# What the exercise asks
Please write the following entries out once more, exactly.

(Dataset rows for apps and sites)
^^^^^^^^^^^^^^^^
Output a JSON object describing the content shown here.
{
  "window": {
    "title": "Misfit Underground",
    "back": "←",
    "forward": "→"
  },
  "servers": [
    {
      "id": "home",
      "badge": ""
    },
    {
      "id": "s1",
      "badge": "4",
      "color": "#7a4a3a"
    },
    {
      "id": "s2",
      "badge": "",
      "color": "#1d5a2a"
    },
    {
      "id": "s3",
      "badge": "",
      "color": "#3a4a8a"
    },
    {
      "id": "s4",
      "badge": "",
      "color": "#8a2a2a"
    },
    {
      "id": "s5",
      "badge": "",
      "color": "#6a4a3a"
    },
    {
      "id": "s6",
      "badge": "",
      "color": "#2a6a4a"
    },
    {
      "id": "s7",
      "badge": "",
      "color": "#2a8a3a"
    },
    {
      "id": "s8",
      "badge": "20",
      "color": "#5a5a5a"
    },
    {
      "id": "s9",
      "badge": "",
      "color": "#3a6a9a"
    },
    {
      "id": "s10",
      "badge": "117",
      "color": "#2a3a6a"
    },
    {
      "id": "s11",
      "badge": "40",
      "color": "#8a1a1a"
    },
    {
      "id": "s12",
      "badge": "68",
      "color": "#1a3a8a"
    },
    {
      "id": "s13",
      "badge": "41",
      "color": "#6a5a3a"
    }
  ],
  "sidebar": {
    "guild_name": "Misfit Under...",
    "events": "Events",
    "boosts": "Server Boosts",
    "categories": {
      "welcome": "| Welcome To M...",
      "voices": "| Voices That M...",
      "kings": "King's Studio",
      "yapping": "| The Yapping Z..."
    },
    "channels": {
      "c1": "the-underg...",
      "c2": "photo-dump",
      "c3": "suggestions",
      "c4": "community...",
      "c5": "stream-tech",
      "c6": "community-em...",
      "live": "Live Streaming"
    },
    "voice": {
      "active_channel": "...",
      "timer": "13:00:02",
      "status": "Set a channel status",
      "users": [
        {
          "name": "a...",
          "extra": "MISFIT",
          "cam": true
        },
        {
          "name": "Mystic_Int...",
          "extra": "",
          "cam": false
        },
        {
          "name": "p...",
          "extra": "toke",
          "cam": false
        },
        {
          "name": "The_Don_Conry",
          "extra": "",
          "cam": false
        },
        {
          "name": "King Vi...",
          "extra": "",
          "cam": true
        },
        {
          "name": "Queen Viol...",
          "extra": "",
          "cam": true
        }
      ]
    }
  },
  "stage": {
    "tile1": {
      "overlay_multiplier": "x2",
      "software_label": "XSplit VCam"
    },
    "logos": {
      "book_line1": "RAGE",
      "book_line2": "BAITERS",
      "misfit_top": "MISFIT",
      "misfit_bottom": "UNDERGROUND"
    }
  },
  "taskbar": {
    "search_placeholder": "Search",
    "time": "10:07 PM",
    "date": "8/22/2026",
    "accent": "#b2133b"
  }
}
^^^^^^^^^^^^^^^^
# Answer section
Output a JSON object describing the content shown here.
{
  "window": {
    "title": "Misfit Underground",
    "back": "←",
    "forward": "→"
  },
  "servers": [
    {
      "id": "home",
      "badge": ""
    },
    {
      "id": "s1",
      "badge": "4",
      "color": "#7a4a3a"
    },
    {
      "id": "s2",
      "badge": "",
      "color": "#1d5a2a"
    },
    {
      "id": "s3",
      "badge": "",
      "color": "#3a4a8a"
    },
    {
      "id": "s4",
      "badge": "",
      "color": "#8a2a2a"
    },
    {
      "id": "s5",
      "badge": "",
      "color": "#6a4a3a"
    },
    {
      "id": "s6",
      "badge": "",
      "color": "#2a6a4a"
    },
    {
      "id": "s7",
      "badge": "",
      "color": "#2a8a3a"
    },
    {
      "id": "s8",
      "badge": "20",
      "color": "#5a5a5a"
    },
    {
      "id": "s9",
      "badge": "",
      "color": "#3a6a9a"
    },
    {
      "id": "s10",
      "badge": "117",
      "color": "#2a3a6a"
    },
    {
      "id": "s11",
      "badge": "40",
      "color": "#8a1a1a"
    },
    {
      "id": "s12",
      "badge": "68",
      "color": "#1a3a8a"
    },
    {
      "id": "s13",
      "badge": "41",
      "color": "#6a5a3a"
    }
  ],
  "sidebar": {
    "guild_name": "Misfit Under...",
    "events": "Events",
    "boosts": "Server Boosts",
    "categories": {
      "welcome": "| Welcome To M...",
      "voices": "| Voices That M...",
      "kings": "King's Studio",
      "yapping": "| The Yapping Z..."
    },
    "channels": {
      "c1": "the-underg...",
      "c2": "photo-dump",
      "c3": "suggestions",
      "c4": "community...",
      "c5": "stream-tech",
      "c6": "community-em...",
      "live": "Live Streaming"
    },
    "voice": {
      "active_channel": "...",
      "timer": "13:00:02",
      "status": "Set a channel status",
      "users": [
        {
          "name": "a...",
          "extra": "MISFIT",
          "cam": true
        },
        {
          "name": "Mystic_Int...",
          "extra": "",
          "cam": false
        },
        {
          "name": "p...",
          "extra": "toke",
          "cam": false
        },
        {
          "name": "The_Don_Conry",
          "extra": "",
          "cam": false
        },
        {
          "name": "King Vi...",
          "extra": "",
          "cam": true
        },
        {
          "name": "Queen Viol...",
          "extra": "",
          "cam": true
        }
      ]
    }
  },
  "stage": {
    "tile1": {
      "overlay_multiplier": "x2",
      "software_label": "XSplit VCam"
    },
    "logos": {
      "book_line1": "RAGE",
      "book_line2": "BAITERS",
      "misfit_top": "MISFIT",
      "misfit_bottom": "UNDERGROUND"
    }
  },
  "taskbar": {
    "search_placeholder": "Search",
    "time": "10:07 PM",
    "date": "8/22/2026",
    "accent": "#b2133b"
  }
}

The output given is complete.